Charles and Sarah Metcalf traveled to Lowell, Massachusetts, in the spring of 1841. Soon after their arrival, Charles wrote to their parents in Winthrop, Maine, about their prospects for working and living in the "city of spindles." He also advised them about sending another sibling, Mary, in search of employment.
I should be glad to have her come but I wish her to know what to expect should she come. I wish not to discourage her or you. She would probably find some place to work if not immediately, soon but whether she would like it or not I dont know. In the 1st place she would find theres no place like Home, every one here is wrapped up in self and looks out for No.1. She would find her patience taxed to the utmost. I was going to say she would find few very few to care for her in her troubles except relations and none to sympathize like parents. There can be no I cants here. If she has fortitude, patience, and perseverance . . . and wishes very much to come and you think it best I say come and we will do the best we can for her. She must leave home . . . sometime, and perhaps this is as good as any and the lesson though a hard one will be a good [one]. 1
The Metcalfs, like so many of their fellow operatives, had come from a small rural community. They had probably never seen anything like the sheer mass of humanity that filled a city such as Lowell. Within the factories and on the streets outside, the burgeoning industrial population was indeed a force to be reckoned with. Charles Metcalf's astute observations captured the anomie many operatives felt in their new industrial and urban environments. One of the authors of the Lowell Female Labor Reform Association's "Factory Tracts" painted an even more disturbing picture of the factory labor force.

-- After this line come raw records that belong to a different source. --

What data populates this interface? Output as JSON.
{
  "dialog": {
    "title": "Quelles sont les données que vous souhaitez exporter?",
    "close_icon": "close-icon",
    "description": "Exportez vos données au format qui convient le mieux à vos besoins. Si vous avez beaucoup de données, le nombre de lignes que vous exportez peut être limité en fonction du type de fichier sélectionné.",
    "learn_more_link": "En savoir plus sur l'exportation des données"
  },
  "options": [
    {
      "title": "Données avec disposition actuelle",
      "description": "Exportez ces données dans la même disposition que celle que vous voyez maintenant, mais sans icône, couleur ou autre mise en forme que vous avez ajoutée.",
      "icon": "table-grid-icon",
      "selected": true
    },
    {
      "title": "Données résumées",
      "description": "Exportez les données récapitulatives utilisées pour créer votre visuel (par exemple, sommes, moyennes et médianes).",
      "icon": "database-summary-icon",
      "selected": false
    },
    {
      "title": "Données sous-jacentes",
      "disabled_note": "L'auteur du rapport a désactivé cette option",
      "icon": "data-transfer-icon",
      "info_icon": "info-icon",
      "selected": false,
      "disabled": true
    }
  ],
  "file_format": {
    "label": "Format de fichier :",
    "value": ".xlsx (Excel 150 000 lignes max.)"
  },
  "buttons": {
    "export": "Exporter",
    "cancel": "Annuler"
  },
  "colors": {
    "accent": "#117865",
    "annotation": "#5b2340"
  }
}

. . . [T]hrown into company with all sorts and descriptions of mind, dispositions and intellects, without counselor or friend to advise -- far away from a watchful mother's tender care, or father's kind instruction -- surrounded on all sides with the vain ostentation of fashion, vanity and light frivolity -- beset with temptations with out, and the carnal prosperities of nature within, what must, what will be the natural, rational result?